[Items from a data source]
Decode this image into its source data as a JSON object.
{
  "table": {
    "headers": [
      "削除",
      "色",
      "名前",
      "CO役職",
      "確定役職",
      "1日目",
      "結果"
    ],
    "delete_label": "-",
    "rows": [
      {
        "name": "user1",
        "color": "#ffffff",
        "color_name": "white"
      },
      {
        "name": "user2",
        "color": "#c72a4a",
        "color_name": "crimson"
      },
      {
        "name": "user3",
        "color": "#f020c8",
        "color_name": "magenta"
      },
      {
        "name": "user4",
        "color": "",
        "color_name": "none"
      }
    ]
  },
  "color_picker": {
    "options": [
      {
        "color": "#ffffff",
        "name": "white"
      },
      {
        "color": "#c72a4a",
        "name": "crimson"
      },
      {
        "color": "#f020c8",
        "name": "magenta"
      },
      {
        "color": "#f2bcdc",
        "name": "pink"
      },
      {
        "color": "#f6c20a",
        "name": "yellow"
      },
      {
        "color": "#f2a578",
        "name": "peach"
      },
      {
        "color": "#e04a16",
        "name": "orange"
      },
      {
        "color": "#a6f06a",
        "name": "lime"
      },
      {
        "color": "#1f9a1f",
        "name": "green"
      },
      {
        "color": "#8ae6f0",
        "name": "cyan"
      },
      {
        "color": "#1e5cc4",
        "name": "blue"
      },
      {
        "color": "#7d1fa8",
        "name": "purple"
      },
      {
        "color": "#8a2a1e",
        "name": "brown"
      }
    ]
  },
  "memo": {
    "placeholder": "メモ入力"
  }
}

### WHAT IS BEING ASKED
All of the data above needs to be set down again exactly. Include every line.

### EXERCISE RESPONSE
Decode this image into its source data as a JSON object.
{
  "table": {
    "headers": [
      "削除",
      "色",
      "名前",
      "CO役職",
      "確定役職",
      "1日目",
      "結果"
    ],
    "delete_label": "-",
    "rows": [
      {
        "name": "user1",
        "color": "#ffffff",
        "color_name": "white"
      },
      {
        "name": "user2",
        "color": "#c72a4a",
        "color_name": "crimson"
      },
      {
        "name": "user3",
        "color": "#f020c8",
        "color_name": "magenta"
      },
      {
        "name": "user4",
        "color": "",
        "color_name": "none"
      }
    ]
  },
  "color_picker": {
    "options": [
      {
        "color": "#ffffff",
        "name": "white"
      },
      {
        "color": "#c72a4a",
        "name": "crimson"
      },
      {
        "color": "#f020c8",
        "name": "magenta"
      },
      {
        "color": "#f2bcdc",
        "name": "pink"
      },
      {
        "color": "#f6c20a",
        "name": "yellow"
      },
      {
        "color": "#f2a578",
        "name": "peach"
      },
      {
        "color": "#e04a16",
        "name": "orange"
      },
      {
        "color": "#a6f06a",
        "name": "lime"
      },
      {
        "color": "#1f9a1f",
        "name": "green"
      },
      {
        "color": "#8ae6f0",
        "name": "cyan"
      },
      {
        "color": "#1e5cc4",
        "name": "blue"
      },
      {
        "color": "#7d1fa8",
        "name": "purple"
      },
      {
        "color": "#8a2a1e",
        "name": "brown"
      }
    ]
  },
  "memo": {
    "placeholder": "メモ入力"
  }
}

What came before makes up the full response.